Cancer Council SA bases its remuneration on the 25th percentile of general market positioning determined by the external advisor as appropriate for the sector taking into account the ability to salary package and Fringe Benefits Tax exemption.
Salary decisions on appointment will be made by the General Manager and will fall within the minimum and maximum of the remuneration range. Any appointments made outside the remuneration range must have authorisation from the Chief Executive.
Decisions on remuneration for a position will be made using the points awarded through the job classification process conducted by the Human Resources Manager and the Recruiting Manager.
The Anti-Cancer Foundation of South Australia (ABN 29 053 873 822), a company limited by Guarantee, is trustee of the Anti-Cancer Foundation of South Australia Trust which trades as Cancer Council SA (ABN 31 469 615 538). Further information regarding the legal structure of the organisation is catered in note 1 to the Financial report appended in our latest annual report.
The Anti-Cancer Foundation of South Australia (ABN 29 053 873 822) is a Charity registered with the Australian Charity and Not-For-Profit Commission. Search here using the ABN or click here to view the registration.
Cancer Council SA holds a Charitable Purpose License issued under the South Australian Legislation – Collection for Charitable Purpose Act 1939, by Consumer and Business Service.
For a copy of the Cancer Council SA Collection for Charitable Purposes Act Code of Practice – Disclosure by Collectors Information Sheet click here.
The Anti-Cancer Foundation of South Australia Trust which trades as Cancer Council SA (ABN 31 469 615 538) is a Public Benevolent Institution and is registered as a Deductible Gift Recipient with the Australian Taxation Office, click here to view the registration
Cancer Council SA meets or exceeds the regulatory requirements of ACNC. Information about ACNC can be obtained at www.acnc.gov.au/
Legislation that has a material impact on the operation of Cancer Council SA includes:
- Corporation Act 2001
- Income Tax Assessment Act 1997

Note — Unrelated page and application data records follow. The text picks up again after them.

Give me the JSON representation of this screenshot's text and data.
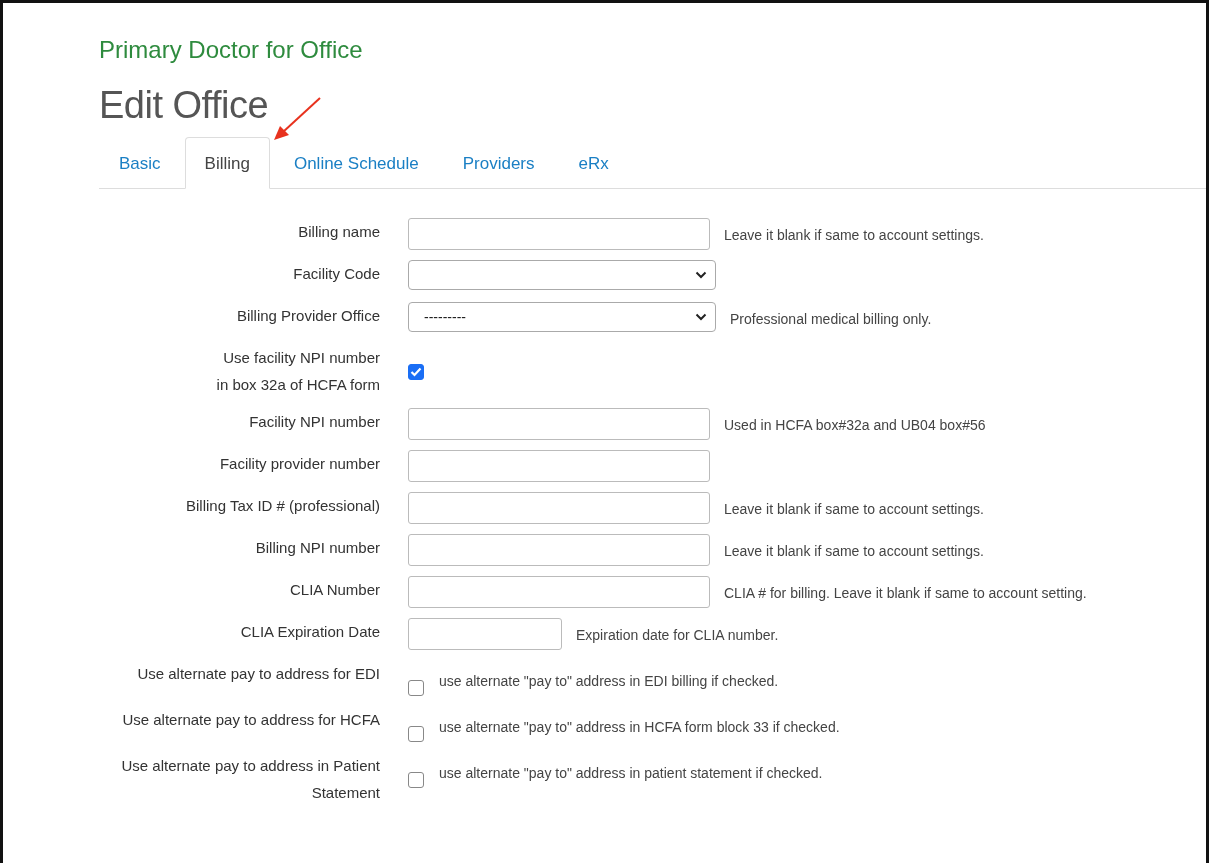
{
  "page_title": "Primary Doctor for Office",
  "heading": "Edit Office",
  "tabs": [
    {
      "label": "Basic",
      "selected": false
    },
    {
      "label": "Billing",
      "selected": true
    },
    {
      "label": "Online Schedule",
      "selected": false
    },
    {
      "label": "Providers",
      "selected": false
    },
    {
      "label": "eRx",
      "selected": false
    }
  ],
  "fields": [
    {
      "kind": "text",
      "label": "Billing name",
      "hint": "Leave it blank if same to account settings."
    },
    {
      "kind": "select",
      "label": "Facility Code"
    },
    {
      "kind": "select",
      "label": "Billing Provider Office",
      "value": "---------",
      "hint": "Professional medical billing only."
    },
    {
      "kind": "checkbox",
      "label": "Use facility NPI number\nin box 32a of HCFA form",
      "checked": true
    },
    {
      "kind": "text",
      "label": "Facility NPI number",
      "hint": "Used in HCFA box#32a and UB04 box#56"
    },
    {
      "kind": "text",
      "label": "Facility provider number"
    },
    {
      "kind": "text",
      "label": "Billing Tax ID # (professional)",
      "hint": "Leave it blank if same to account settings."
    },
    {
      "kind": "text",
      "label": "Billing NPI number",
      "hint": "Leave it blank if same to account settings."
    },
    {
      "kind": "text",
      "label": "CLIA Number",
      "hint": "CLIA # for billing. Leave it blank if same to account setting."
    },
    {
      "kind": "date",
      "label": "CLIA Expiration Date",
      "hint": "Expiration date for CLIA number."
    },
    {
      "kind": "checkbox",
      "label": "Use alternate pay to address for EDI",
      "checked": false,
      "hint": "use alternate \"pay to\" address in EDI billing if checked."
    },
    {
      "kind": "checkbox",
      "label": "Use alternate pay to address for HCFA",
      "checked": false,
      "hint": "use alternate \"pay to\" address in HCFA form block 33 if checked."
    },
    {
      "kind": "checkbox",
      "label": "Use alternate pay to address in Patient Statement",
      "checked": false,
      "hint": "use alternate \"pay to\" address in patient statement if checked."
    }
  ]
}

- Fair Work Act 2009
- A New Tax System (Goods and Services Tax) Act 1999
- Privacy Act 1988
- Australian Charities and Not-for-Profit Commission Act 2012
- Liquor Licensing Act 1997
- Collection for Charitable Purpose Act 1939
- Work Health and Safety Act 2012
Cancer Council SA ensures employees are aware of the legislative and regulatory requirements that may affect their area of work.
Cancer Council SA works with our legal advisors to ensure our knowledge of legislative and regulatory requirements remains current and seek specific advice where there is a material change to the regulatory environment.
As a trusted and reputable charity Cancer Council SA believes in making its financial reports available for the public.
The financial reports found in our annual report are Tier 2 general purpose financial reports which has been prepared in accordance with the Australian Accounting Standards Reduced Disclosure Requirements adopted by the Australian Accounting Standards Board and the Corporations Act 2001.